::: RECORD EXTRACTS

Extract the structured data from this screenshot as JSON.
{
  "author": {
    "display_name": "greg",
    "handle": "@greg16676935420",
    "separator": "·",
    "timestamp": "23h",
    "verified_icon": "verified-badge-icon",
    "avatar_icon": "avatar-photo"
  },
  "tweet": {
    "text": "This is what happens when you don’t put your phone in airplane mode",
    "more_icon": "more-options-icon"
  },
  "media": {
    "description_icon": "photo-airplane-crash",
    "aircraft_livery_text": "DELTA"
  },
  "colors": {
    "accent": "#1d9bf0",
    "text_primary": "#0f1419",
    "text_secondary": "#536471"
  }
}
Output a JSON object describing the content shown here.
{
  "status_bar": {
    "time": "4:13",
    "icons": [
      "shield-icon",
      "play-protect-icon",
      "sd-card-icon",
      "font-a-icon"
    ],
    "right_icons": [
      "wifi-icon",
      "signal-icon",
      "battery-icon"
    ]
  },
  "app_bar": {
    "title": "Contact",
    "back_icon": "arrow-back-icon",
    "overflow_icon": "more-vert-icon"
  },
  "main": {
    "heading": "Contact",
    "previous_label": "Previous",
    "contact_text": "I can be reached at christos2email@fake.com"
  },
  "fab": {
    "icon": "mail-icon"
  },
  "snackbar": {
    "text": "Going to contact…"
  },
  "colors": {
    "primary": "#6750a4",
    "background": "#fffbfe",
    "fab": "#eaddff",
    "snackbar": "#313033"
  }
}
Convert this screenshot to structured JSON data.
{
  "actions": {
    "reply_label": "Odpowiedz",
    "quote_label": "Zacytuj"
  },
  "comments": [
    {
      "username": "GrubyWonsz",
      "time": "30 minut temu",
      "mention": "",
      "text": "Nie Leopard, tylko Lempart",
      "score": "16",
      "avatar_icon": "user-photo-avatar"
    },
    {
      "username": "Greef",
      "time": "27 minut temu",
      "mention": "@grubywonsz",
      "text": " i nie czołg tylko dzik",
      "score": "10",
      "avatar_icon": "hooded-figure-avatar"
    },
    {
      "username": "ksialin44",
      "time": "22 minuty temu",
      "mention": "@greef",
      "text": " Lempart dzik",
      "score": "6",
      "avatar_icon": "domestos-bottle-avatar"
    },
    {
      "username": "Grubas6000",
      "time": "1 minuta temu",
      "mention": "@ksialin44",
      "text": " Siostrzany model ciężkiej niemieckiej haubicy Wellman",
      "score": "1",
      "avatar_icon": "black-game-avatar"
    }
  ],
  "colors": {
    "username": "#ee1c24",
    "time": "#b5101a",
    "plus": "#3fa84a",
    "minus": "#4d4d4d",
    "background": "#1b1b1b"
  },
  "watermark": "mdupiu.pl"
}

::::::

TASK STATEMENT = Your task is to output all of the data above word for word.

ANSWER SPACE =
Extract the structured data from this screenshot as JSON.
{
  "author": {
    "display_name": "greg",
    "handle": "@greg16676935420",
    "separator": "·",
    "timestamp": "23h",
    "verified_icon": "verified-badge-icon",
    "avatar_icon": "avatar-photo"
  },
  "tweet": {
    "text": "This is what happens when you don’t put your phone in airplane mode",
    "more_icon": "more-options-icon"
  },
  "media": {
    "description_icon": "photo-airplane-crash",
    "aircraft_livery_text": "DELTA"
  },
  "colors": {
    "accent": "#1d9bf0",
    "text_primary": "#0f1419",
    "text_secondary": "#536471"
  }
}
Output a JSON object describing the content shown here.
{
  "status_bar": {
    "time": "4:13",
    "icons": [
      "shield-icon",
      "play-protect-icon",
      "sd-card-icon",
      "font-a-icon"
    ],
    "right_icons": [
      "wifi-icon",
      "signal-icon",
      "battery-icon"
    ]
  },
  "app_bar": {
    "title": "Contact",
    "back_icon": "arrow-back-icon",
    "overflow_icon": "more-vert-icon"
  },
  "main": {
    "heading": "Contact",
    "previous_label": "Previous",
    "contact_text": "I can be reached at christos2email@fake.com"
  },
  "fab": {
    "icon": "mail-icon"
  },
  "snackbar": {
    "text": "Going to contact…"
  },
  "colors": {
    "primary": "#6750a4",
    "background": "#fffbfe",
    "fab": "#eaddff",
    "snackbar": "#313033"
  }
}
Convert this screenshot to structured JSON data.
{
  "actions": {
    "reply_label": "Odpowiedz",
    "quote_label": "Zacytuj"
  },
  "comments": [
    {
      "username": "GrubyWonsz",
      "time": "30 minut temu",
      "mention": "",
      "text": "Nie Leopard, tylko Lempart",
      "score": "16",
      "avatar_icon": "user-photo-avatar"
    },
    {
      "username": "Greef",
      "time": "27 minut temu",
      "mention": "@grubywonsz",
      "text": " i nie czołg tylko dzik",
      "score": "10",
      "avatar_icon": "hooded-figure-avatar"
    },
    {
      "username": "ksialin44",
      "time": "22 minuty temu",
      "mention": "@greef",
      "text": " Lempart dzik",
      "score": "6",
      "avatar_icon": "domestos-bottle-avatar"
    },
    {
      "username": "Grubas6000",
      "time": "1 minuta temu",
      "mention": "@ksialin44",
      "text": " Siostrzany model ciężkiej niemieckiej haubicy Wellman",
      "score": "1",
      "avatar_icon": "black-game-avatar"
    }
  ],
  "colors": {
    "username": "#ee1c24",
    "time": "#b5101a",
    "plus": "#3fa84a",
    "minus": "#4d4d4d",
    "background": "#1b1b1b"
  },
  "watermark": "mdupiu.pl"
}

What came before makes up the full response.